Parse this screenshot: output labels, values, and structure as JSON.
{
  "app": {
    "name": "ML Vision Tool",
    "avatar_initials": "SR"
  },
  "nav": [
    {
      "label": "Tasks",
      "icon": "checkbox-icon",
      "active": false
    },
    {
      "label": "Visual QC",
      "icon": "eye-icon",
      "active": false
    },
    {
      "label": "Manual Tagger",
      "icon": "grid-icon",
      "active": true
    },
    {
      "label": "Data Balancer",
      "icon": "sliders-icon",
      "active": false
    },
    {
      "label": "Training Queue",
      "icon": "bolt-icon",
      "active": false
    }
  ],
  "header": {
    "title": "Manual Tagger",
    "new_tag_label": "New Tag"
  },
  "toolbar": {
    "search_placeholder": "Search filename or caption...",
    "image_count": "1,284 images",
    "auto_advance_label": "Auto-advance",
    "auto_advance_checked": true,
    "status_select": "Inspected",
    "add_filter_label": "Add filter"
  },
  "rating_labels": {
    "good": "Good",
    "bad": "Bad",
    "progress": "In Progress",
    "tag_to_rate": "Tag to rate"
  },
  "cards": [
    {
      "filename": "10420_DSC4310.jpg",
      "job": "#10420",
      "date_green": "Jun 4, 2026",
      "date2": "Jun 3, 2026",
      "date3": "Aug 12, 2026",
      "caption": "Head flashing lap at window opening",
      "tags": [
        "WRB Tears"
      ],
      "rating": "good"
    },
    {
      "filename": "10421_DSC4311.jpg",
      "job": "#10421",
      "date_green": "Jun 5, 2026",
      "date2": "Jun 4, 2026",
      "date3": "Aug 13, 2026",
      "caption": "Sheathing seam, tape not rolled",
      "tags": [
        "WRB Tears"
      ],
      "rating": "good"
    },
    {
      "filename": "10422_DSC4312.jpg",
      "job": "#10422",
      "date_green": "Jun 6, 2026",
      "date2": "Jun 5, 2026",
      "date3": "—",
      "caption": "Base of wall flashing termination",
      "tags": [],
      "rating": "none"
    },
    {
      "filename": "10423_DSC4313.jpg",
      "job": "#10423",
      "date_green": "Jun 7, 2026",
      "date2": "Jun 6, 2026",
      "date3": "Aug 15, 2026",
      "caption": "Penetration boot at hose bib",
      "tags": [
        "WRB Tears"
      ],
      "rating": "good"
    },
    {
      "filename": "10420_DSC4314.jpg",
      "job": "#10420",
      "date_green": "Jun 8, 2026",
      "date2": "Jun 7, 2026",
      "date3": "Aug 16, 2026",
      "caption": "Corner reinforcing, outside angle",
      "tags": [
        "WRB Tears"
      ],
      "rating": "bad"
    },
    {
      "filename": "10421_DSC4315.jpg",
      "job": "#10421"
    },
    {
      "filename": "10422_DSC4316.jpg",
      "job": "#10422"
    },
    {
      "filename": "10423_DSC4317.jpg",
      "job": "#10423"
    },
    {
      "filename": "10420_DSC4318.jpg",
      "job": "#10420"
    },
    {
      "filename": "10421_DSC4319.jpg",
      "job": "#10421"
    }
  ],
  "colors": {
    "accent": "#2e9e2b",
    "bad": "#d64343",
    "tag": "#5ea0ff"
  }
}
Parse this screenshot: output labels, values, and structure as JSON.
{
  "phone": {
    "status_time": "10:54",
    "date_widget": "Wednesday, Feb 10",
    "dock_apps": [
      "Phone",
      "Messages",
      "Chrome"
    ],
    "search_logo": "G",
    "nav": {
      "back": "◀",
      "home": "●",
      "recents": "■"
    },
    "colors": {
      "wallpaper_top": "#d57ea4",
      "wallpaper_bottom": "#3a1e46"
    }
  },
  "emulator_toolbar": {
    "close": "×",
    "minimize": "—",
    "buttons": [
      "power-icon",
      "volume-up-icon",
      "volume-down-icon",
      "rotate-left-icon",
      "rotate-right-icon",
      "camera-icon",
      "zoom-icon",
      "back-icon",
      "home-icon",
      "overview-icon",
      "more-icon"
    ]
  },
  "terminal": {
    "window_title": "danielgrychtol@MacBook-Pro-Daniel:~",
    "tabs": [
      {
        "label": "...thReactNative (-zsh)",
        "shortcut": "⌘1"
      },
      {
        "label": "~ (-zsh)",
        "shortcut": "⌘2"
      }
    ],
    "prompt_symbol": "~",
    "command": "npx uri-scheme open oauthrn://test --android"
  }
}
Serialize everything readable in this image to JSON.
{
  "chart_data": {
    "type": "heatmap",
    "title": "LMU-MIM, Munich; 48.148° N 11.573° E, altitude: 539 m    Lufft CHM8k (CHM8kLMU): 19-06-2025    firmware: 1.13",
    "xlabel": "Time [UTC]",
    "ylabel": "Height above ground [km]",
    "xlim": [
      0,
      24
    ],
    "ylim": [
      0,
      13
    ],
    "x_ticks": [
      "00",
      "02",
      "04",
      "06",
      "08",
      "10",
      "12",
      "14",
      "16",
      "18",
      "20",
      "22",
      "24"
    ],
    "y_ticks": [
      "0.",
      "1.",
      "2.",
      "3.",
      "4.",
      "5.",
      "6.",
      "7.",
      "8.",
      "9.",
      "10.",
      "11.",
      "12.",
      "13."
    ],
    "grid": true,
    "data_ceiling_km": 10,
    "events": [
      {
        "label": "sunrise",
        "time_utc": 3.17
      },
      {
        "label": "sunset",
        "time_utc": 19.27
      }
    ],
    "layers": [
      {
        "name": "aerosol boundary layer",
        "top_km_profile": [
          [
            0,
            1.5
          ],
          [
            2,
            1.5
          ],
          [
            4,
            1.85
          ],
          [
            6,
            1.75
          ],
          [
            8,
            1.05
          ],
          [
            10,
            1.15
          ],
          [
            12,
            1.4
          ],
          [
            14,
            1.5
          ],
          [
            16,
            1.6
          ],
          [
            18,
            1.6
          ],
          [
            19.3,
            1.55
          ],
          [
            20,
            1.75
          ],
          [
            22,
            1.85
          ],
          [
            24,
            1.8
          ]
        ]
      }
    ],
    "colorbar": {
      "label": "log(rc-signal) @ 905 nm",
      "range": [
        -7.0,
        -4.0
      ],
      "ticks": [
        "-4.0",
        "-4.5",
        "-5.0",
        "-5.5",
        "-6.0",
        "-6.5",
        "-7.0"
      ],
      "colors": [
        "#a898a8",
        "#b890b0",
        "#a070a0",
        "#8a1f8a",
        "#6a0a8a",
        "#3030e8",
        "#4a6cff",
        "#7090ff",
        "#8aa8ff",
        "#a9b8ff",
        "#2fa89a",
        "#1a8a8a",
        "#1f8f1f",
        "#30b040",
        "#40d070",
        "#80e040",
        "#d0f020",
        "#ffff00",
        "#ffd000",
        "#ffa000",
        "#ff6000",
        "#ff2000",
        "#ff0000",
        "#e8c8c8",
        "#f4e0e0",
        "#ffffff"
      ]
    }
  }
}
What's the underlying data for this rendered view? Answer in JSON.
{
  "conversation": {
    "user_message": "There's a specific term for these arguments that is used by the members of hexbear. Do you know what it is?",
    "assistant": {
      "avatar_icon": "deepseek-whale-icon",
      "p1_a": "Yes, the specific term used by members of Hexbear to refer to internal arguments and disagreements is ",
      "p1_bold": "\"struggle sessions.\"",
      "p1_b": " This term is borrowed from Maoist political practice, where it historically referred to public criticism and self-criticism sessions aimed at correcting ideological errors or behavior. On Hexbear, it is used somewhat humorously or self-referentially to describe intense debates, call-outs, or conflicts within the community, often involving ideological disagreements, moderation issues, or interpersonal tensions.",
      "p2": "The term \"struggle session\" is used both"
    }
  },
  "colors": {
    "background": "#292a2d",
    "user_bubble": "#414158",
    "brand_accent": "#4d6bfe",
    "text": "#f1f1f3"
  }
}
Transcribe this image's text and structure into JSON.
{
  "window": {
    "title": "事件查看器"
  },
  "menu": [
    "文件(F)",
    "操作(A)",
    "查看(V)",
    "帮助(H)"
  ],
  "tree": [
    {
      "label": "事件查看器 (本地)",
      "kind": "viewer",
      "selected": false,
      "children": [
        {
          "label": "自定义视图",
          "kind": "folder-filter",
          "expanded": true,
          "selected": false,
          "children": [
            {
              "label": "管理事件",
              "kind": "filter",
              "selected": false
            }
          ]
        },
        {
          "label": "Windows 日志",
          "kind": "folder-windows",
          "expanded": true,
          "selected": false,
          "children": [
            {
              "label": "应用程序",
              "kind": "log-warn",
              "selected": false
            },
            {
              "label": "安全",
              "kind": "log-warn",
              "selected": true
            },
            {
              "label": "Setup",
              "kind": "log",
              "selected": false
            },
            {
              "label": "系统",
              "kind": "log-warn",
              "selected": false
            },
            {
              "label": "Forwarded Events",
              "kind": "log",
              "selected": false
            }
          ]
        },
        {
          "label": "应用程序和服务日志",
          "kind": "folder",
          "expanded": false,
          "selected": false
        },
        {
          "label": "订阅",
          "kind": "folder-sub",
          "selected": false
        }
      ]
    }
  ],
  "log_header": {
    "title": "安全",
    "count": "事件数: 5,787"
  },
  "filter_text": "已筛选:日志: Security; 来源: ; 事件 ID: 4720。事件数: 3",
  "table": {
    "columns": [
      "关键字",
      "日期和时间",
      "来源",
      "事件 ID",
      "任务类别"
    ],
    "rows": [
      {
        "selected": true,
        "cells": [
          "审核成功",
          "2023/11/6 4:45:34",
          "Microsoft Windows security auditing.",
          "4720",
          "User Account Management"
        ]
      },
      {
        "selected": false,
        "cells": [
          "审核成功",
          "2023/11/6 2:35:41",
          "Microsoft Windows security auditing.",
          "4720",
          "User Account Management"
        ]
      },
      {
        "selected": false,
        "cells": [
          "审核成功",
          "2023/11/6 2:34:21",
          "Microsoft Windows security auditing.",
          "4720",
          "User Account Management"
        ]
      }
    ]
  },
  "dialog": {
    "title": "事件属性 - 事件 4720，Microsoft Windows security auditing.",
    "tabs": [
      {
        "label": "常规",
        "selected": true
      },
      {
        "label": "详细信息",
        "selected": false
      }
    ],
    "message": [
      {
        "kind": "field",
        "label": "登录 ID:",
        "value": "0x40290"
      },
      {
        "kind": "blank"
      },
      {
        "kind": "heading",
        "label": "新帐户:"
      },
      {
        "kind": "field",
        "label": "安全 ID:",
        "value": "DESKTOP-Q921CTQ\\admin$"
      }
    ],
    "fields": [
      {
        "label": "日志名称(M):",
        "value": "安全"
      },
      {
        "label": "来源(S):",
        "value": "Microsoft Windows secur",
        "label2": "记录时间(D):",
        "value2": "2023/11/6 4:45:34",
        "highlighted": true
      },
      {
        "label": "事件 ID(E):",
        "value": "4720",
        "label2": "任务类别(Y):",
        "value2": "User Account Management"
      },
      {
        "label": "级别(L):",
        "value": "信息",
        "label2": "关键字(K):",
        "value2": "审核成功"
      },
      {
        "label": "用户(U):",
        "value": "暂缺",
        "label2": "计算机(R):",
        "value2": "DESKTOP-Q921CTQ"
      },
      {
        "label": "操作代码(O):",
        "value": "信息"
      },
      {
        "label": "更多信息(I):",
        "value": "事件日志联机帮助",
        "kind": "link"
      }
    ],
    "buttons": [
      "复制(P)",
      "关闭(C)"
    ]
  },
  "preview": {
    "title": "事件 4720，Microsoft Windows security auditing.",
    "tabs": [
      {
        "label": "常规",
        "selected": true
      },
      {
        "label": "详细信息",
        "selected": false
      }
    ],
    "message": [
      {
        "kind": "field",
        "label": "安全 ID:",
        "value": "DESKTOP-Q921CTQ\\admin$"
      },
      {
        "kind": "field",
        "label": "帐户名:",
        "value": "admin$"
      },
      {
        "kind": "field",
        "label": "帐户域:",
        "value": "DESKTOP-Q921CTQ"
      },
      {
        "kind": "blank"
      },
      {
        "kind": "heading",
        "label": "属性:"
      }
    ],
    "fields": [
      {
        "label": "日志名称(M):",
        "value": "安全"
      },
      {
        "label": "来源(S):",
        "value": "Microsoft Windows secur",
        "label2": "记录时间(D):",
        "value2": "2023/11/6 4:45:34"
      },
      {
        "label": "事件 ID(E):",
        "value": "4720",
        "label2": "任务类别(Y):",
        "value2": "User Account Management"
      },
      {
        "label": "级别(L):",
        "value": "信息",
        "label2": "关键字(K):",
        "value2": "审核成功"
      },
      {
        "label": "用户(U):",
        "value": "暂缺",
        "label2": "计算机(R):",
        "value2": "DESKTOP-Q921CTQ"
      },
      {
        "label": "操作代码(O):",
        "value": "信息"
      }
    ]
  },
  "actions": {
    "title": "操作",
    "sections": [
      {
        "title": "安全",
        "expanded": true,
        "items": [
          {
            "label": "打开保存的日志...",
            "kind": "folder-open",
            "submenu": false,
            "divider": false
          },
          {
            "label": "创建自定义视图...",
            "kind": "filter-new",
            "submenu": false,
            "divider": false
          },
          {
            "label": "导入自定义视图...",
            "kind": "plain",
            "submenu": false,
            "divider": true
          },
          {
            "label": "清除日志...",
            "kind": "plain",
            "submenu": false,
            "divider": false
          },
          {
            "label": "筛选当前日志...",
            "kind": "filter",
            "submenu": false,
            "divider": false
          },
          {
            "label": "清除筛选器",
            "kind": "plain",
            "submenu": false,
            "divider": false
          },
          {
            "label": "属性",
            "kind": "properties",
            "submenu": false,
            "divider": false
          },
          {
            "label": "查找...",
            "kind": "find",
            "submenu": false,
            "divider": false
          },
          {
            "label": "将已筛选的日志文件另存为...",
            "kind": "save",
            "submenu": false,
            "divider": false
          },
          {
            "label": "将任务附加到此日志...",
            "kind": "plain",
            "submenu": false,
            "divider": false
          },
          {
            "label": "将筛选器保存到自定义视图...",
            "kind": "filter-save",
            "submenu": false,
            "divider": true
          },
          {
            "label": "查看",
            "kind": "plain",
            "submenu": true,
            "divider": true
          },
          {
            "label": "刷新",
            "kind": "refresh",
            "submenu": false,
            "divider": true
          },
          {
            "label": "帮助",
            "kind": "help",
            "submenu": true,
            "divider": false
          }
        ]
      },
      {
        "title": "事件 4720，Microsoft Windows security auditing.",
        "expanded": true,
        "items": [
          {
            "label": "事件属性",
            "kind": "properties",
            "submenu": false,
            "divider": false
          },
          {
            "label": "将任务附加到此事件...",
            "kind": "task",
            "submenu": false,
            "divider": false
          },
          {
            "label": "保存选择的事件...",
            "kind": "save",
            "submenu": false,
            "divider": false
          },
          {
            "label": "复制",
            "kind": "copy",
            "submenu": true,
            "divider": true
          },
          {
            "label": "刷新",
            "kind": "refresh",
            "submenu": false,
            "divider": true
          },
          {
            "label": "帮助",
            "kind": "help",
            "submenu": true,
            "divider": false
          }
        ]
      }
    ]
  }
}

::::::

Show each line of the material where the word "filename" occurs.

    "search_placeholder": "Search filename or caption...",
      "filename": "10420_DSC4310.jpg",
      "filename": "10421_DSC4311.jpg",
      "filename": "10422_DSC4312.jpg",
      "filename": "10423_DSC4313.jpg",
      "filename": "10420_DSC4314.jpg",
      "filename": "10421_DSC4315.jpg",
      "filename": "10422_DSC4316.jpg",
      "filename": "10423_DSC4317.jpg",
      "filename": "10420_DSC4318.jpg",
      "filename": "10421_DSC4319.jpg",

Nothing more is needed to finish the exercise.